The event shed light on the dynamic of the global university and began with an opening panel discussion on "Perspectives on Universities in the Gulf," with a presentation by Dr. Ivan Szelenyi, Provost of New York University Abu Dhabi. Dr. Szelenyi talked about "Global Education: Is it the response to challenges US tertiary education is facing?"
Dr. Mark Rush, Dean of the College of Arts and Sciences (CAS) then spoke about the "Perspective of Universities in the Gulf." Dr. Rush spoke about the shift in the nature of university education and discussed the situation in the US where the country is facing rising costs for an expensive model of education, with the cost outpacing inflation. Student debts are at an all-time high and the tension now lies between the cost and value of this model. In several regions of the world, rising costs to governments of providing tertiary education, coupled with rising tuition fees, have led universities to explore alternative models of instruction including the growth of massive open online courses MOOCs) in the United States.
Over the course of two days, the workshop featured keynote papers from established scholars in the field and papers from young scholars. It aimed to serve as the beginning of a multi-year research project on the origin and future of the global university and its role in the Gulf.
According to Kevin Gray, Assisstant Professor in International Studies, "The expansion of university education in the Gulf and the development of the global university have not been without their controversies. This workshop, which will serve as part of a larger research project, aims to investigate the effects of the growth of university education in the region, its historical origins, and potential future."

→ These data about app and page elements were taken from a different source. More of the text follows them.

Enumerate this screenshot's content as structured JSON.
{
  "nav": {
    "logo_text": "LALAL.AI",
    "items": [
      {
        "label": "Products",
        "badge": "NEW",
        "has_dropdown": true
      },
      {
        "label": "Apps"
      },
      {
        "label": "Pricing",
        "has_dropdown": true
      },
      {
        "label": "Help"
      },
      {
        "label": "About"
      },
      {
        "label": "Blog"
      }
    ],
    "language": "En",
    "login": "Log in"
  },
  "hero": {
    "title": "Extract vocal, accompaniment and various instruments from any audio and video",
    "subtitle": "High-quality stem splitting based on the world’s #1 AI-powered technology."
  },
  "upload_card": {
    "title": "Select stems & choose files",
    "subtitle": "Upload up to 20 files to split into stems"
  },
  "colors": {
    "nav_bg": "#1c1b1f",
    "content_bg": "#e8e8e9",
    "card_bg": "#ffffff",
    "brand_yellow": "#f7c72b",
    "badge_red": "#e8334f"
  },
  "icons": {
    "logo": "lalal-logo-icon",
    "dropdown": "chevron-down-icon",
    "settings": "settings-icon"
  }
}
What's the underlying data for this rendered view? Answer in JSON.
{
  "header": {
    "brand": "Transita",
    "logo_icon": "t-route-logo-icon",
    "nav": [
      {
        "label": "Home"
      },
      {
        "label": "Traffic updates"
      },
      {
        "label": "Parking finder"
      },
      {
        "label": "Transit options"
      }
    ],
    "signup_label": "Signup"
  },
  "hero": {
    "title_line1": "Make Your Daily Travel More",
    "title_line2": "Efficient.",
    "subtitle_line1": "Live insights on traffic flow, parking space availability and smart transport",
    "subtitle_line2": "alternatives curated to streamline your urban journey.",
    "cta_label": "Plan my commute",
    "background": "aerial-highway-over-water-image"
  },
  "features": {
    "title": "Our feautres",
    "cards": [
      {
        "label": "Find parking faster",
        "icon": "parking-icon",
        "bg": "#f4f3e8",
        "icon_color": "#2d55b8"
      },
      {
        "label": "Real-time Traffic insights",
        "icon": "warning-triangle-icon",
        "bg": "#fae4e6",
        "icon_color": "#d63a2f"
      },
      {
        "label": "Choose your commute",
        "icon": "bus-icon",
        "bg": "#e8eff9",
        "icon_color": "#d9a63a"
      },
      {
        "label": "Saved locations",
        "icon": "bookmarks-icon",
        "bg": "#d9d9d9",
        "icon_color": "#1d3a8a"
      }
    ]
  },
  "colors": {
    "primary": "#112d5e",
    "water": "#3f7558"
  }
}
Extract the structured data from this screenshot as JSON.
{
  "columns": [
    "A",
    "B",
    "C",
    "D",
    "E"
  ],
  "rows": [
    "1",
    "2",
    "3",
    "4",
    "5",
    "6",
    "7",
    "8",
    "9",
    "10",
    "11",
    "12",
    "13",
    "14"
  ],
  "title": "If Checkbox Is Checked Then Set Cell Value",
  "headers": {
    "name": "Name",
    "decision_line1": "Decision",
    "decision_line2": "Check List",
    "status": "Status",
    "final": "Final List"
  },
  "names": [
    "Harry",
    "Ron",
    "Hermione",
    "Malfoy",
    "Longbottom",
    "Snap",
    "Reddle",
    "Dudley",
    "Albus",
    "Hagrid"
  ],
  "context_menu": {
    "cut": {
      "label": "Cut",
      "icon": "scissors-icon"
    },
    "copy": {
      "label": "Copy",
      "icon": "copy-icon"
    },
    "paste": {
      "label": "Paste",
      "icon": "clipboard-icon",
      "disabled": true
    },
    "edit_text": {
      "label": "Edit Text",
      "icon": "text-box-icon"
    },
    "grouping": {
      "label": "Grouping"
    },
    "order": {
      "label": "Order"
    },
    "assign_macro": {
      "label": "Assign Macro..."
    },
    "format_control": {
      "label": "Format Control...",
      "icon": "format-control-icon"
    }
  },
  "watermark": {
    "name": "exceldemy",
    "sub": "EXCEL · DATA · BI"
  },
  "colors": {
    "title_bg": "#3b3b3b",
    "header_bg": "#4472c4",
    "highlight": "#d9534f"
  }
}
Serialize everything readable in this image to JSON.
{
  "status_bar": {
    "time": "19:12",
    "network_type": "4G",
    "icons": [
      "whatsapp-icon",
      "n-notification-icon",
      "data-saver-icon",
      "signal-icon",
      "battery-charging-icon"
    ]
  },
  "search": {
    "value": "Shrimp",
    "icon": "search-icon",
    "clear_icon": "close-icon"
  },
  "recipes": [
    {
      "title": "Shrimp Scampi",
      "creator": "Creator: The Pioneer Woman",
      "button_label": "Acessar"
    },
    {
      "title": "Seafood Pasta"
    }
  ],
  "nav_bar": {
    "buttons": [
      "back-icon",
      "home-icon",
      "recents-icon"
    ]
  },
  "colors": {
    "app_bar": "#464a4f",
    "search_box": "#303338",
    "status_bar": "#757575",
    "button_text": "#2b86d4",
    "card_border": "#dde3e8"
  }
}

Symposium themes included technology, corporatism and the making of global universities; the history of the modern university with special attention to Eurasia and the Arabian Gulf; navigating language, gender and culture in the global university; postcolonial positions: hybridity, new knowledge in the global university; and defining the boundaries of the global university.